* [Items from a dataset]
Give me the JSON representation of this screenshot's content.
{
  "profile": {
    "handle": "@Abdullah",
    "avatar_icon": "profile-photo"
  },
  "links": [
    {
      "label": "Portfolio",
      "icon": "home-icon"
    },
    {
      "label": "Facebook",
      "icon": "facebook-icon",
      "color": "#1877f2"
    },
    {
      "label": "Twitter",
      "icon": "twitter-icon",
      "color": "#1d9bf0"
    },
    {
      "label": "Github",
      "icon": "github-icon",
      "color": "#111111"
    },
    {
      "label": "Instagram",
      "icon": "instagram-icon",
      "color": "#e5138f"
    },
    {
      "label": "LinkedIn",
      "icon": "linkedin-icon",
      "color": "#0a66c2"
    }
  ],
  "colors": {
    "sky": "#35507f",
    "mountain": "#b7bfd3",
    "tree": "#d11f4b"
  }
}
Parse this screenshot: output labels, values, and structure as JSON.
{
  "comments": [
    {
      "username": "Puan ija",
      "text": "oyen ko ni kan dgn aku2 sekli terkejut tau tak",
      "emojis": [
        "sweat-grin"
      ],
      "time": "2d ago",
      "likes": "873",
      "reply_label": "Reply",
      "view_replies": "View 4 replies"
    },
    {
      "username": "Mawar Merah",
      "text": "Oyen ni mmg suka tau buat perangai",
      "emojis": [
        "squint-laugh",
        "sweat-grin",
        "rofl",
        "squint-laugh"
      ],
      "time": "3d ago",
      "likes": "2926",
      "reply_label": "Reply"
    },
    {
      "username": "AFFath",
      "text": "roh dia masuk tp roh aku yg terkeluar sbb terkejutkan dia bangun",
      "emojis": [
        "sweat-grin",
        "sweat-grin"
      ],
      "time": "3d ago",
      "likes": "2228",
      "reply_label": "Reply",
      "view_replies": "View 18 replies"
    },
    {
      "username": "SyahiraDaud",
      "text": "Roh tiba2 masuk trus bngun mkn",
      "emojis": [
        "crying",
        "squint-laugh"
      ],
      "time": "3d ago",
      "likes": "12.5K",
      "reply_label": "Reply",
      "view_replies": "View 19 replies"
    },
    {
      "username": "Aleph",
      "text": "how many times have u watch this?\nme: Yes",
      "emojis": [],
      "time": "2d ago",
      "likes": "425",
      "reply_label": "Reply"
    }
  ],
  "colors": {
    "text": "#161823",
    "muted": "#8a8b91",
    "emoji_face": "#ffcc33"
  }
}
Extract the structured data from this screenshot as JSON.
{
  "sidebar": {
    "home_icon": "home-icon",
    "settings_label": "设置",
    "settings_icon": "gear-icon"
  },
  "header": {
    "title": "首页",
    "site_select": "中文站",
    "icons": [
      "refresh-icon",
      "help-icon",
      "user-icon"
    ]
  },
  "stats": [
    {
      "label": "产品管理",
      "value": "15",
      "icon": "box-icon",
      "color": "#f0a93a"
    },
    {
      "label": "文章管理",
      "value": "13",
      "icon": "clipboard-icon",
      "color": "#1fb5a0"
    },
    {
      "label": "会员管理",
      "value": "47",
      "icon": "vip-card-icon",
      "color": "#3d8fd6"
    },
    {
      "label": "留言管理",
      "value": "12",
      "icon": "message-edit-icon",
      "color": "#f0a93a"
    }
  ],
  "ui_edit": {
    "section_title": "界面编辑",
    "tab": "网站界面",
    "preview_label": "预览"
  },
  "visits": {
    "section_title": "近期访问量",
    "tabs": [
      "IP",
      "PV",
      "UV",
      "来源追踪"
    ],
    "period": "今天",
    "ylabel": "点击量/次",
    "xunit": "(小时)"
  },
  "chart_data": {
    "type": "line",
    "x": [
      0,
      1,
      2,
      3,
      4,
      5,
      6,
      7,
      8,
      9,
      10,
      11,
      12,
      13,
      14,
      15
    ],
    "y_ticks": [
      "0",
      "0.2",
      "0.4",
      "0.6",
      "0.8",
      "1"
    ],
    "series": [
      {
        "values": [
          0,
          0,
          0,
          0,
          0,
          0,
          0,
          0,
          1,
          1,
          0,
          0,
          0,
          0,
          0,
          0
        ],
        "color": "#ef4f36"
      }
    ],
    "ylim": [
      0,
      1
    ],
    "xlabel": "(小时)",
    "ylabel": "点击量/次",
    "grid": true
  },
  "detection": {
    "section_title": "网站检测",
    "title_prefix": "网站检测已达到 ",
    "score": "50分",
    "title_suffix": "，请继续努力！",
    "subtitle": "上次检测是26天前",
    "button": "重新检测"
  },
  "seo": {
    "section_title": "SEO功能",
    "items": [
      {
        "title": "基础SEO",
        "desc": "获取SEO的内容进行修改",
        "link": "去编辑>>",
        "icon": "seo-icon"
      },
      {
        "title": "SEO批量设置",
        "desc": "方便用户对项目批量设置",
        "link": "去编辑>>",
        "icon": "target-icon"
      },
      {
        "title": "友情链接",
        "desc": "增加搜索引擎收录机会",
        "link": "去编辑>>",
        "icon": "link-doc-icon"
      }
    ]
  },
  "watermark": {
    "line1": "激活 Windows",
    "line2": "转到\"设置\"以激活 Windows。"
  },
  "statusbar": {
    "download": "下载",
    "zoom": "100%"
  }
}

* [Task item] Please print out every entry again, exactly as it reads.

* [Output of the task]
Give me the JSON representation of this screenshot's content.
{
  "profile": {
    "handle": "@Abdullah",
    "avatar_icon": "profile-photo"
  },
  "links": [
    {
      "label": "Portfolio",
      "icon": "home-icon"
    },
    {
      "label": "Facebook",
      "icon": "facebook-icon",
      "color": "#1877f2"
    },
    {
      "label": "Twitter",
      "icon": "twitter-icon",
      "color": "#1d9bf0"
    },
    {
      "label": "Github",
      "icon": "github-icon",
      "color": "#111111"
    },
    {
      "label": "Instagram",
      "icon": "instagram-icon",
      "color": "#e5138f"
    },
    {
      "label": "LinkedIn",
      "icon": "linkedin-icon",
      "color": "#0a66c2"
    }
  ],
  "colors": {
    "sky": "#35507f",
    "mountain": "#b7bfd3",
    "tree": "#d11f4b"
  }
}
Parse this screenshot: output labels, values, and structure as JSON.
{
  "comments": [
    {
      "username": "Puan ija",
      "text": "oyen ko ni kan dgn aku2 sekli terkejut tau tak",
      "emojis": [
        "sweat-grin"
      ],
      "time": "2d ago",
      "likes": "873",
      "reply_label": "Reply",
      "view_replies": "View 4 replies"
    },
    {
      "username": "Mawar Merah",
      "text": "Oyen ni mmg suka tau buat perangai",
      "emojis": [
        "squint-laugh",
        "sweat-grin",
        "rofl",
        "squint-laugh"
      ],
      "time": "3d ago",
      "likes": "2926",
      "reply_label": "Reply"
    },
    {
      "username": "AFFath",
      "text": "roh dia masuk tp roh aku yg terkeluar sbb terkejutkan dia bangun",
      "emojis": [
        "sweat-grin",
        "sweat-grin"
      ],
      "time": "3d ago",
      "likes": "2228",
      "reply_label": "Reply",
      "view_replies": "View 18 replies"
    },
    {
      "username": "SyahiraDaud",
      "text": "Roh tiba2 masuk trus bngun mkn",
      "emojis": [
        "crying",
        "squint-laugh"
      ],
      "time": "3d ago",
      "likes": "12.5K",
      "reply_label": "Reply",
      "view_replies": "View 19 replies"
    },
    {
      "username": "Aleph",
      "text": "how many times have u watch this?\nme: Yes",
      "emojis": [],
      "time": "2d ago",
      "likes": "425",
      "reply_label": "Reply"
    }
  ],
  "colors": {
    "text": "#161823",
    "muted": "#8a8b91",
    "emoji_face": "#ffcc33"
  }
}
Extract the structured data from this screenshot as JSON.
{
  "sidebar": {
    "home_icon": "home-icon",
    "settings_label": "设置",
    "settings_icon": "gear-icon"
  },
  "header": {
    "title": "首页",
    "site_select": "中文站",
    "icons": [
      "refresh-icon",
      "help-icon",
      "user-icon"
    ]
  },
  "stats": [
    {
      "label": "产品管理",
      "value": "15",
      "icon": "box-icon",
      "color": "#f0a93a"
    },
    {
      "label": "文章管理",
      "value": "13",
      "icon": "clipboard-icon",
      "color": "#1fb5a0"
    },
    {
      "label": "会员管理",
      "value": "47",
      "icon": "vip-card-icon",
      "color": "#3d8fd6"
    },
    {
      "label": "留言管理",
      "value": "12",
      "icon": "message-edit-icon",
      "color": "#f0a93a"
    }
  ],
  "ui_edit": {
    "section_title": "界面编辑",
    "tab": "网站界面",
    "preview_label": "预览"
  },
  "visits": {
    "section_title": "近期访问量",
    "tabs": [
      "IP",
      "PV",
      "UV",
      "来源追踪"
    ],
    "period": "今天",
    "ylabel": "点击量/次",
    "xunit": "(小时)"
  },
  "chart_data": {
    "type": "line",
    "x": [
      0,
      1,
      2,
      3,
      4,
      5,
      6,
      7,
      8,
      9,
      10,
      11,
      12,
      13,
      14,
      15
    ],
    "y_ticks": [
      "0",
      "0.2",
      "0.4",
      "0.6",
      "0.8",
      "1"
    ],
    "series": [
      {
        "values": [
          0,
          0,
          0,
          0,
          0,
          0,
          0,
          0,
          1,
          1,
          0,
          0,
          0,
          0,
          0,
          0
        ],
        "color": "#ef4f36"
      }
    ],
    "ylim": [
      0,
      1
    ],
    "xlabel": "(小时)",
    "ylabel": "点击量/次",
    "grid": true
  },
  "detection": {
    "section_title": "网站检测",
    "title_prefix": "网站检测已达到 ",
    "score": "50分",
    "title_suffix": "，请继续努力！",
    "subtitle": "上次检测是26天前",
    "button": "重新检测"
  },
  "seo": {
    "section_title": "SEO功能",
    "items": [
      {
        "title": "基础SEO",
        "desc": "获取SEO的内容进行修改",
        "link": "去编辑>>",
        "icon": "seo-icon"
      },
      {
        "title": "SEO批量设置",
        "desc": "方便用户对项目批量设置",
        "link": "去编辑>>",
        "icon": "target-icon"
      },
      {
        "title": "友情链接",
        "desc": "增加搜索引擎收录机会",
        "link": "去编辑>>",
        "icon": "link-doc-icon"
      }
    ]
  },
  "watermark": {
    "line1": "激活 Windows",
    "line2": "转到\"设置\"以激活 Windows。"
  },
  "statusbar": {
    "download": "下载",
    "zoom": "100%"
  }
}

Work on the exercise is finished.